some studies have shown that BV is associated with an increase of HIV viral
load in the genital tract. There is also evidence that HIV-positive women who
have bacterial vaginosis when they give birth are at greater risk of passing
HIV on to their child.
presented an analysis of data on couples recruited to the Partners in
Prevention study, conducted in seven countries of southern and eastern Africa. There were 2236 HIV-negative men in the cohort
who had an HIV-positive female partner. Both partners were followed for up to
been together for a median of five years and three-quarters were married. A
third reported having unprotected sex, although condoms and counselling were
provided by the researchers. The HIV-positive partner had to have a CD4 cell
count above 250 cells/mm3 and not be on HIV treatment at the start
of the study.
10,000 study visits at which vaginal flora was assessed, 34.9% of women had
bacterial vaginosis, 22.8% had intermediate flora and 42.8% had normal flora.
course of the study, 57 of the men became HIV positive when HIV genotyping (env
and gag) could confirm that they had similar virus to that of their partner. In
other words, they probably hadn’t acquired HIV outside the primary
investigators then identified the measurement of vaginal flora for their
partner that was taken closest to the estimated date of seroconversion (no more

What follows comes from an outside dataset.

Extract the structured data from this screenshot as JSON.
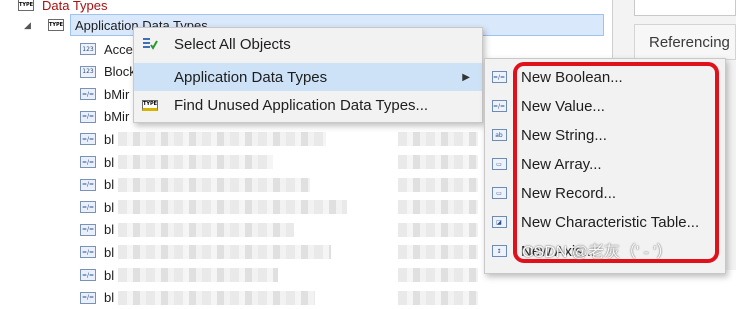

than three months previously). This data was missing for seven women, leaving
50 couples in the analysis.
transmissions originated from women with normal flora, ten from women with
intermediate flora and 31 from women with bacterial vaginosis.
controlling for a large number of potentially confounding factors
(sociodemographic, behavioural and biological), men whose partners had BV had a
three times higher risk of acquiring HIV than other men (hazard ratio 3.06,
95% confidence interval 1.35 – 6.95).
BV did have higher genital viral loads (3.23 log, compared to 3.04 log in women
with normal flora). This was statistically significant, but Cohen suggested
that it probably isn’t clinically significant.
two other hypotheses that could explain the increased risk to male partners.
Firstly, that normal bacteria may be virucidial against HIV, reducing the
proportion of virus that is infectious. Secondly, that bacterial vaginosis
could indirectly increase the male partner’s susceptibility to HIV. Cohen noted
that long-term sexual partners share genital flora, with men acquiring bacteria
from their partners. It is possible, he suggested, that bacteria may activate
Langerhans cells and CD4+ T-cells, making the man more susceptible to HIV
A significant challenge in acting on this research is that current treatment strategies for bacterial vaginosis are inadequate, with low cure rates and the problem often recurring.